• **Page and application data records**
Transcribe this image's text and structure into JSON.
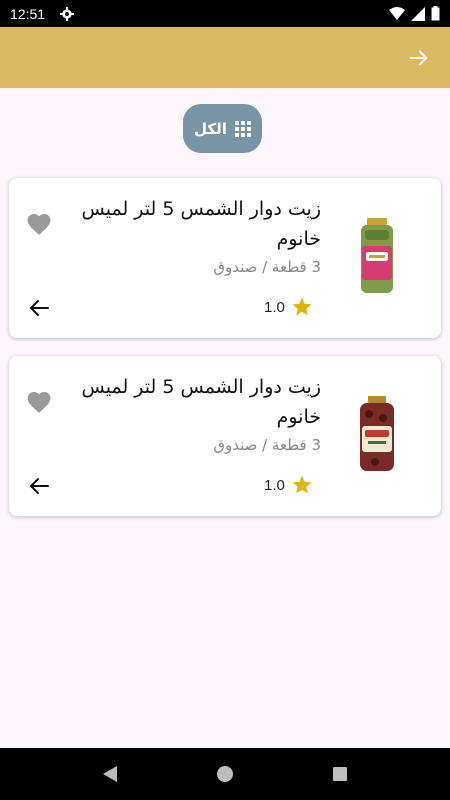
{
  "status_bar": {
    "time": "12:51"
  },
  "filter_chip": {
    "label": "الكل"
  },
  "products": [
    {
      "title": "زيت دوار الشمس 5 لتر لميس خانوم",
      "subtitle": "3 قطعة / صندوق",
      "rating": "1.0"
    },
    {
      "title": "زيت دوار الشمس 5 لتر لميس خانوم",
      "subtitle": "3 قطعة / صندوق",
      "rating": "1.0"
    }
  ],
  "colors": {
    "app_bar": "#dbb963",
    "chip": "#7a94a7",
    "star": "#e2b30f",
    "background": "#fdf7fd"
  }
}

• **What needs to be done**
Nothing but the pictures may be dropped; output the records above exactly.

• **Result for this task**
Transcribe this image's text and structure into JSON.
{
  "status_bar": {
    "time": "12:51"
  },
  "filter_chip": {
    "label": "الكل"
  },
  "products": [
    {
      "title": "زيت دوار الشمس 5 لتر لميس خانوم",
      "subtitle": "3 قطعة / صندوق",
      "rating": "1.0"
    },
    {
      "title": "زيت دوار الشمس 5 لتر لميس خانوم",
      "subtitle": "3 قطعة / صندوق",
      "rating": "1.0"
    }
  ],
  "colors": {
    "app_bar": "#dbb963",
    "chip": "#7a94a7",
    "star": "#e2b30f",
    "background": "#fdf7fd"
  }
}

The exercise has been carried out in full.